But the most interesting feature as far as I'm concerned is in the character of Elinore Carlisle. Her skilfully repressed passion and devotion echo a side of the British character that often goes untold, and very possibly hints to the passionate side of Agatha Christie herself, who wrote romantic novels under the name of Mary Westmacott, and loved her first husband Archie Christie so intensely as to actually lose her mind temporarily when he left her for another woman (she experienced a brief "fugue" where she lost her memory and signed into a hotel with the name of her husband's new flame).
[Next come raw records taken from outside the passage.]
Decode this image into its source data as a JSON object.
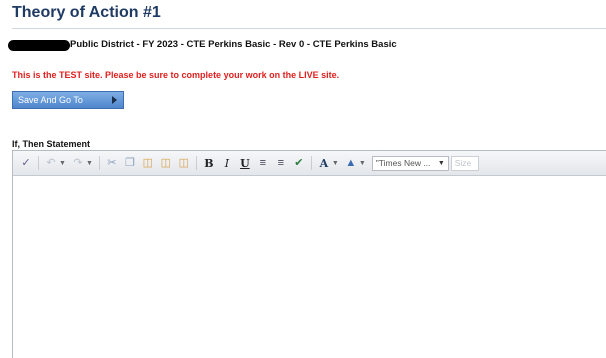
{
  "header": {
    "title": "Theory of Action #1",
    "district_line": "Public District - FY 2023 - CTE Perkins Basic - Rev 0 - CTE Perkins Basic"
  },
  "notice": {
    "text": "This is the TEST site. Please be sure to complete your work on the LIVE site.",
    "color": "#e02020"
  },
  "actions": {
    "save_and_go_label": "Save And Go To"
  },
  "field": {
    "label": "If, Then Statement"
  },
  "editor": {
    "toolbar_icons": [
      "spellcheck-icon",
      "undo-icon",
      "redo-icon",
      "cut-icon",
      "copy-icon",
      "paste-icon",
      "paste-text-icon",
      "paste-word-icon",
      "bold-icon",
      "italic-icon",
      "underline-icon",
      "ordered-list-icon",
      "unordered-list-icon",
      "spell-check-icon",
      "font-color-icon",
      "highlight-color-icon"
    ],
    "font_name_value": "\"Times New ...",
    "font_size_value": "Size",
    "content": ""
  },
  "colors": {
    "title": "#1f3a63",
    "button": "#4f86cc"
  }
}
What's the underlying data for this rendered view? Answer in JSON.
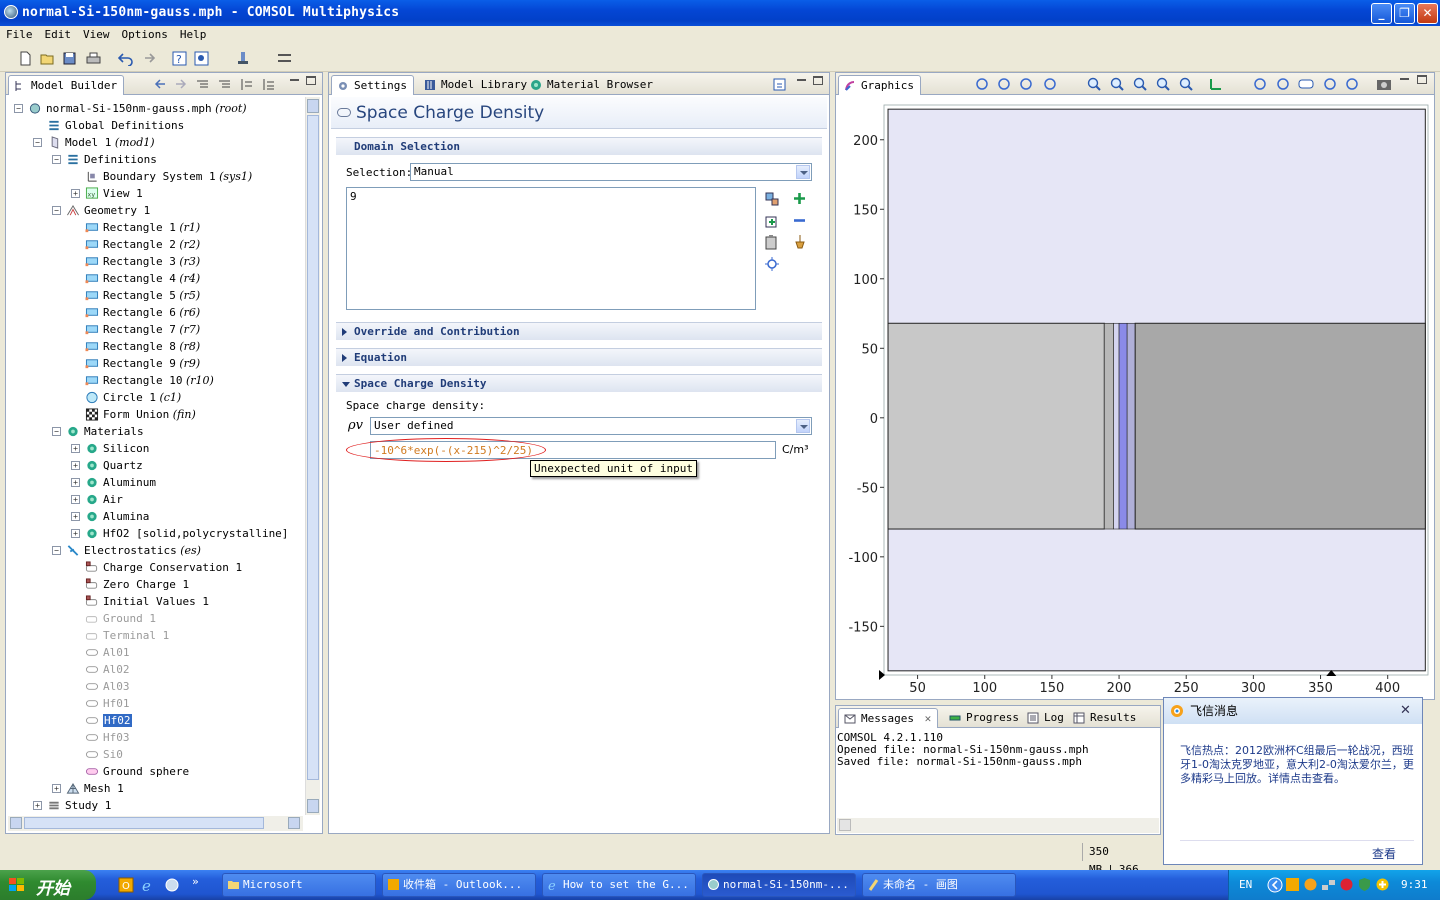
{
  "window": {
    "title": "normal-Si-150nm-gauss.mph - COMSOL Multiphysics"
  },
  "menu": [
    "File",
    "Edit",
    "View",
    "Options",
    "Help"
  ],
  "model_builder": {
    "tab": "Model Builder",
    "tree": [
      {
        "label": "normal-Si-150nm-gauss.mph",
        "tag": "(root)"
      },
      {
        "label": "Global Definitions",
        "tag": ""
      },
      {
        "label": "Model 1",
        "tag": "(mod1)"
      },
      {
        "label": "Definitions",
        "tag": ""
      },
      {
        "label": "Boundary System 1",
        "tag": "(sys1)"
      },
      {
        "label": "View 1",
        "tag": ""
      },
      {
        "label": "Geometry 1",
        "tag": ""
      },
      {
        "label": "Rectangle 1",
        "tag": "(r1)"
      },
      {
        "label": "Rectangle 2",
        "tag": "(r2)"
      },
      {
        "label": "Rectangle 3",
        "tag": "(r3)"
      },
      {
        "label": "Rectangle 4",
        "tag": "(r4)"
      },
      {
        "label": "Rectangle 5",
        "tag": "(r5)"
      },
      {
        "label": "Rectangle 6",
        "tag": "(r6)"
      },
      {
        "label": "Rectangle 7",
        "tag": "(r7)"
      },
      {
        "label": "Rectangle 8",
        "tag": "(r8)"
      },
      {
        "label": "Rectangle 9",
        "tag": "(r9)"
      },
      {
        "label": "Rectangle 10",
        "tag": "(r10)"
      },
      {
        "label": "Circle 1",
        "tag": "(c1)"
      },
      {
        "label": "Form Union",
        "tag": "(fin)"
      },
      {
        "label": "Materials",
        "tag": ""
      },
      {
        "label": "Silicon",
        "tag": ""
      },
      {
        "label": "Quartz",
        "tag": ""
      },
      {
        "label": "Aluminum",
        "tag": ""
      },
      {
        "label": "Air",
        "tag": ""
      },
      {
        "label": "Alumina",
        "tag": ""
      },
      {
        "label": "HfO2 [solid,polycrystalline]",
        "tag": ""
      },
      {
        "label": "Electrostatics",
        "tag": "(es)"
      },
      {
        "label": "Charge Conservation 1",
        "tag": ""
      },
      {
        "label": "Zero Charge 1",
        "tag": ""
      },
      {
        "label": "Initial Values 1",
        "tag": ""
      },
      {
        "label": "Ground 1",
        "tag": ""
      },
      {
        "label": "Terminal 1",
        "tag": ""
      },
      {
        "label": "Al01",
        "tag": ""
      },
      {
        "label": "Al02",
        "tag": ""
      },
      {
        "label": "Al03",
        "tag": ""
      },
      {
        "label": "Hf01",
        "tag": ""
      },
      {
        "label": "Hf02",
        "tag": ""
      },
      {
        "label": "Hf03",
        "tag": ""
      },
      {
        "label": "Si0",
        "tag": ""
      },
      {
        "label": "Ground sphere",
        "tag": ""
      },
      {
        "label": "Mesh 1",
        "tag": ""
      },
      {
        "label": "Study 1",
        "tag": ""
      }
    ]
  },
  "settings": {
    "tabs": [
      "Settings",
      "Model Library",
      "Material Browser"
    ],
    "title": "Space Charge Density",
    "domain_selection": {
      "header": "Domain Selection",
      "selection_label": "Selection:",
      "selection_value": "Manual",
      "list_value": "9"
    },
    "override_header": "Override and Contribution",
    "equation_header": "Equation",
    "scd": {
      "header": "Space Charge Density",
      "label": "Space charge density:",
      "symbol": "ρv",
      "combo": "User defined",
      "expression": "-10^6*exp(-(x-215)^2/25)",
      "unit": "C/m³",
      "tooltip": "Unexpected unit of input"
    }
  },
  "graphics": {
    "tab": "Graphics",
    "colors": {
      "air": "#e6e6f6",
      "silicon": "#c8c8c8",
      "quartz": "#a8a8a8",
      "hfo2": "#8a8ae8"
    }
  },
  "chart_data": {
    "type": "geometry",
    "xlim": [
      25,
      430
    ],
    "ylim": [
      -185,
      225
    ],
    "xticks": [
      50,
      100,
      150,
      200,
      250,
      300,
      350,
      400
    ],
    "yticks": [
      200,
      150,
      100,
      50,
      0,
      -50,
      -100,
      -150
    ]
  },
  "messages": {
    "tabs": [
      "Messages",
      "Progress",
      "Log",
      "Results"
    ],
    "lines": [
      "COMSOL 4.2.1.110",
      "Opened file: normal-Si-150nm-gauss.mph",
      "Saved file: normal-Si-150nm-gauss.mph"
    ]
  },
  "status": {
    "memory1": "350 MB",
    "memory2": "366"
  },
  "popup": {
    "title": "飞信消息",
    "body": "飞信热点：2012欧洲杯C组最后一轮战况，西班牙1-0淘汰克罗地亚，意大利2-0淘汰爱尔兰，更多精彩马上回放。详情点击查看。",
    "link": "查看"
  },
  "taskbar": {
    "start": "开始",
    "tasks": [
      "Microsoft",
      "收件箱 - Outlook...",
      "How to set the G...",
      "normal-Si-150nm-...",
      "未命名 - 画图"
    ],
    "lang": "EN",
    "clock": "9:31"
  }
}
As for plot, narration does feel somewhat disjointed as the story is narrated in retrospective, and in parts through letters, but it really does work, and the ending doesn't disappoint.
Poirot joins the story quite late, which makes for a change.
Elinor Carlisle remains one of my favourite Christie women.